With these reductions, Pakistan boasted of having the cheapest fuel prices compared to other states in South Asia. All of this sounded great. But, merely one month after the said reduction, the government announced a record increase in fuel prices effective 27th June. The hike ranges from 27 percent to 66 percent, depending on petroleum product . This hefty increase drew nationwide condemnation from the same segments of society that had showered praise on the government a month ago.

The reduction in oil prices in end May was dramatic but the increase in end June was more dramatic. In between these two dramatic events, in just a month's time, much has happened and exposed. The month witnessed the hoarding, shortage and black marketing of oil products. It effectively exposed the incompetence of country's regulators, the laid back and indecisive style of governance of the oil ministry and its allied departments and raising of questions on the conduct of Oil Marketing Companies (OMCs) operating in Pakistan. As always, the month witnessed a non-ending bout of blame-game which inevitably leads to no conclusions and no lessons learned.

To pacify the voices of discontent within the ranks of the government, the Prime Minister has constituted a four-member committee to probe the recent shortages of petrol and fix responsibility and re-examine the impact of 27 to 66 percent increase in POL products' prices notified on June 26 following a public outcry and consider making some downward adjustments.

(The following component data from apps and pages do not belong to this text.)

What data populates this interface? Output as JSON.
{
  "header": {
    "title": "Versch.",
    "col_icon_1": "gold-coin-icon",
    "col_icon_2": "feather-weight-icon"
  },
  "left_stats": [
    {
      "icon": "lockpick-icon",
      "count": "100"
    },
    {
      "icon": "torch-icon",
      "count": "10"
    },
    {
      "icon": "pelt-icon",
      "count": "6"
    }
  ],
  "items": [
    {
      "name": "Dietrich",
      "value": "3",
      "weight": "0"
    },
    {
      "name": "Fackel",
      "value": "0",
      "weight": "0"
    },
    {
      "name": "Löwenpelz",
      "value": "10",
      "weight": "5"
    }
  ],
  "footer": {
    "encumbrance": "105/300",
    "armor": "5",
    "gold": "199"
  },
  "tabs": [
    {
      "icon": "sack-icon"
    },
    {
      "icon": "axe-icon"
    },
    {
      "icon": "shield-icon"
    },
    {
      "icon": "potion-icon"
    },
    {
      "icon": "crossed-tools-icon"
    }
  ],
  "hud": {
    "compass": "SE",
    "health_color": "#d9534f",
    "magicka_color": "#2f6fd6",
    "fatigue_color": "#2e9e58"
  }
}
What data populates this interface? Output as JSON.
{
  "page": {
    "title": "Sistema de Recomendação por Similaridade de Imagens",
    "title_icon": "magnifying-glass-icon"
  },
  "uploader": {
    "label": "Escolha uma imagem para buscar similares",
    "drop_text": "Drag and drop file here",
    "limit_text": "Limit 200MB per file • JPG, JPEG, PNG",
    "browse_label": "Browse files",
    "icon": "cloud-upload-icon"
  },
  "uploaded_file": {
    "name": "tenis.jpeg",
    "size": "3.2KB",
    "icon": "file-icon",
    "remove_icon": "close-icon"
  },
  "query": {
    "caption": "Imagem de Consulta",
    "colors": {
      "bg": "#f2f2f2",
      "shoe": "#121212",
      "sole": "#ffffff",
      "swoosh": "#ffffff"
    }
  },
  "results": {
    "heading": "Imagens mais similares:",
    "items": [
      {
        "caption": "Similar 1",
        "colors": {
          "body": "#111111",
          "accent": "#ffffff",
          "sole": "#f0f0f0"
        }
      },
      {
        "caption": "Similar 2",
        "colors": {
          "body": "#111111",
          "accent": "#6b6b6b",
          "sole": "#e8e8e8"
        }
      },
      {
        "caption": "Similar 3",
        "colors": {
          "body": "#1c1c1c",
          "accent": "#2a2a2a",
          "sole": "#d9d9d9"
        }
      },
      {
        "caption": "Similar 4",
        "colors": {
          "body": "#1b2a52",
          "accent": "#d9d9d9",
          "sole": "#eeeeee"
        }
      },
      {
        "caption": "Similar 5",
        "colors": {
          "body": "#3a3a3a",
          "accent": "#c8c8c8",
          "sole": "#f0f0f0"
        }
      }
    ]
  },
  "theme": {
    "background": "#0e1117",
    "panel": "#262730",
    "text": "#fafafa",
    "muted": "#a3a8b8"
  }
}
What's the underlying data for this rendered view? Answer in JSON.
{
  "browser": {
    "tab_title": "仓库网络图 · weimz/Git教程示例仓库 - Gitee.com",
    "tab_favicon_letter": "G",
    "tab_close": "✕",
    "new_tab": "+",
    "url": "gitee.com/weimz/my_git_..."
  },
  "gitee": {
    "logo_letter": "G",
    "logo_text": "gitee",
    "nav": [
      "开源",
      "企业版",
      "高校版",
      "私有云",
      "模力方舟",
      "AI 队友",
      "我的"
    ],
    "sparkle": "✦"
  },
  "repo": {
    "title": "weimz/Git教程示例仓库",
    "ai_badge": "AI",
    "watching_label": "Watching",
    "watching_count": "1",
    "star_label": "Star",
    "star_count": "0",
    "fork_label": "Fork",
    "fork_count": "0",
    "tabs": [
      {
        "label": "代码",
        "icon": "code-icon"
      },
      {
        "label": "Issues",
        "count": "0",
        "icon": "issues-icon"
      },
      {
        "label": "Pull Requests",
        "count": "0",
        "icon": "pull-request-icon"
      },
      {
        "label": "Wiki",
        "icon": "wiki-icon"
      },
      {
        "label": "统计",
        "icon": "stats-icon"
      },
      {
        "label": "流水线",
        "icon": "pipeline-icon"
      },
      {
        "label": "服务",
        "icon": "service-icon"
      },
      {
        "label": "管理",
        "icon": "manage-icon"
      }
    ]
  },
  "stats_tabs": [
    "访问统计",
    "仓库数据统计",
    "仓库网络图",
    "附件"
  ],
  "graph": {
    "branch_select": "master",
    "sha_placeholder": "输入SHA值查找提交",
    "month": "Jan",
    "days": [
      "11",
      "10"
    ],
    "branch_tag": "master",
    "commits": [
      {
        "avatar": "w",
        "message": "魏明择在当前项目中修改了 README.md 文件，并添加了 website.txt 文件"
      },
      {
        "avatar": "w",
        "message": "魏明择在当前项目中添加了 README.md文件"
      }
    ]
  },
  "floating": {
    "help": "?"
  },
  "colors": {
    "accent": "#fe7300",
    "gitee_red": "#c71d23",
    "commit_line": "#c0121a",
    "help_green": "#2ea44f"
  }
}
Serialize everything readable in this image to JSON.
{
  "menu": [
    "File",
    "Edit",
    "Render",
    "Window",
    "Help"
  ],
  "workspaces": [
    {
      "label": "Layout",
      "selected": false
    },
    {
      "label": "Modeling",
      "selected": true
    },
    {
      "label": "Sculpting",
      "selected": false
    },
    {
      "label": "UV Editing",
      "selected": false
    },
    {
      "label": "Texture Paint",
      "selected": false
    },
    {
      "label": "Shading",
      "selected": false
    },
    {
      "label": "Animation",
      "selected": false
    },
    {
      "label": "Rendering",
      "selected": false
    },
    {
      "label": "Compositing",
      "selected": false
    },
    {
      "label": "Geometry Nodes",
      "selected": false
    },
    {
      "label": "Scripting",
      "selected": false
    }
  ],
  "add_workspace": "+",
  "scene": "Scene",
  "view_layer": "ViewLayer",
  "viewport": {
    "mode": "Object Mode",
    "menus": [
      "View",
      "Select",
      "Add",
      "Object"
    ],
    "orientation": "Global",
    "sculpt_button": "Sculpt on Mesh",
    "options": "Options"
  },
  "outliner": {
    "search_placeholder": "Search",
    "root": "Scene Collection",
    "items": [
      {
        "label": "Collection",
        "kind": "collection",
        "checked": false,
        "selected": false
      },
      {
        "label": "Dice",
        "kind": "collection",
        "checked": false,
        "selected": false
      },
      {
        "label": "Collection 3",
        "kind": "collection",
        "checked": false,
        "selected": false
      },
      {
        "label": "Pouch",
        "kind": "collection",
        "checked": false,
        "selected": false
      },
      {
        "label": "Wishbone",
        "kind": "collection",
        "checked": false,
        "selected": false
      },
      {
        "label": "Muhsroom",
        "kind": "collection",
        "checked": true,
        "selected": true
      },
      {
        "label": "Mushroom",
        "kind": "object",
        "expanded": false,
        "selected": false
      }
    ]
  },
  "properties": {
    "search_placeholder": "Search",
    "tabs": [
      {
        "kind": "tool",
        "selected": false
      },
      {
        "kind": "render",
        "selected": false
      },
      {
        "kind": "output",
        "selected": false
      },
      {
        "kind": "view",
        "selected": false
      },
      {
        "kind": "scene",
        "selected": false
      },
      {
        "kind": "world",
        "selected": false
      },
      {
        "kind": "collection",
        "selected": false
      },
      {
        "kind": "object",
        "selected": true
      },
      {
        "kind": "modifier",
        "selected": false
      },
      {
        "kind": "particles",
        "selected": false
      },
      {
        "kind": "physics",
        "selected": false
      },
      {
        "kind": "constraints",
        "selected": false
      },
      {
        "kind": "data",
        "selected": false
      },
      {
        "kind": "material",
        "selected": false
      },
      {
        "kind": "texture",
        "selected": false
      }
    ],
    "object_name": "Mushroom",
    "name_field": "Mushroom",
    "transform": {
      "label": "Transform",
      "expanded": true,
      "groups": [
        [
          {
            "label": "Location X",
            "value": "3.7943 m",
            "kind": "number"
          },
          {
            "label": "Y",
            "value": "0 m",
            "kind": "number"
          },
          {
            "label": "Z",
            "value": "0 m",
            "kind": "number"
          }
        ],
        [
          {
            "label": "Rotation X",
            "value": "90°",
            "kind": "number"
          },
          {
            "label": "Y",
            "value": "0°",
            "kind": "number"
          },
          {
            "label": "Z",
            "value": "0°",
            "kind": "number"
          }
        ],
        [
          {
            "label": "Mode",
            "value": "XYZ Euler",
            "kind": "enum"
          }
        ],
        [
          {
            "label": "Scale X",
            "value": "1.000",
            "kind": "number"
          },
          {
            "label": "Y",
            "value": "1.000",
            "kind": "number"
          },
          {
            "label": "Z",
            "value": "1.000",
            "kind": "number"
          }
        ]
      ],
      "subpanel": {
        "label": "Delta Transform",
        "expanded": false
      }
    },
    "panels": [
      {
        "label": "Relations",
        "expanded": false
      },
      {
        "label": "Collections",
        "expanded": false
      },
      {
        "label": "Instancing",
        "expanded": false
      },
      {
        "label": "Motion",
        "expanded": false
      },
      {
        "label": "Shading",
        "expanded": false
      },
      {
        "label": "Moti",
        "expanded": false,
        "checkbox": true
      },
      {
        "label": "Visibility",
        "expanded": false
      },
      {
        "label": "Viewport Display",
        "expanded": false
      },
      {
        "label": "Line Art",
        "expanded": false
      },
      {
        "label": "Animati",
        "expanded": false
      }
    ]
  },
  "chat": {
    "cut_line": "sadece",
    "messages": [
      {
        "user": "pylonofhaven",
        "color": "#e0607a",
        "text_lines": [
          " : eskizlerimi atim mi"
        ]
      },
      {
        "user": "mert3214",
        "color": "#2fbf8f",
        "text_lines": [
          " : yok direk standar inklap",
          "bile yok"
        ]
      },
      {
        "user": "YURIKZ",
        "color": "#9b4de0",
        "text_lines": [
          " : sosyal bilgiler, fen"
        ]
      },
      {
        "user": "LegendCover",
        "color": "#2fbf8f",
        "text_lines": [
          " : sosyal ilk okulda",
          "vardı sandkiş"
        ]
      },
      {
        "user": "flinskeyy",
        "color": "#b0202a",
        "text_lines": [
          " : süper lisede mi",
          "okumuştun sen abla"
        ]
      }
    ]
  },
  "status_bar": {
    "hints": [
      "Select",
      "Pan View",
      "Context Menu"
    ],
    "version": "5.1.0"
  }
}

The committee is led by Shahzad Qasim, special assistant to the PM on mineral resources and comprises Rashid Farooq, a former member of the Oil and Gas Regulatory Authority, Asim Murtaza, Chief Executive officer of the Petroleum Institute of Pakistan, and Naazir Abbas Zaidi, a former executive of Hascol Petroleum and Pakistan State Oil. The structure of the committee, based on former and present government functionaries, speaks for itself. The committee is not expected to deliver independent or convincing conclusions. The work should have been delegated to independent professionals in the field for a meaningful conclusion.

The questions that beg an answer are:

1) The wisdom of going for such a dramatic decrease in oil price for the consumer in May. It is understandable that it was necessitated by global oil price reduction, but was it wise to pass on the full impact of it to the public only to be withdrawn after a month knowing fully well that the global oil market is highly unpredictable in these uncertain times?

Other neighbouring countries in the region did not pass on any price reduction to consumers and instead built up their cash buffers.

2) When the oil prices had nosed dived, why the government did not build up its inventories and instructed the OMCs to do the same?

The countries in the region did build up their inventories and consequently faced no oil crisis in May or June.

If the committee can answer these two questions in public interest then they have at least done a part of their job well.

(The writer is the former President of Overseas Investors Chambers of Commerce and Industry)

Copyright Business Recorder, 2020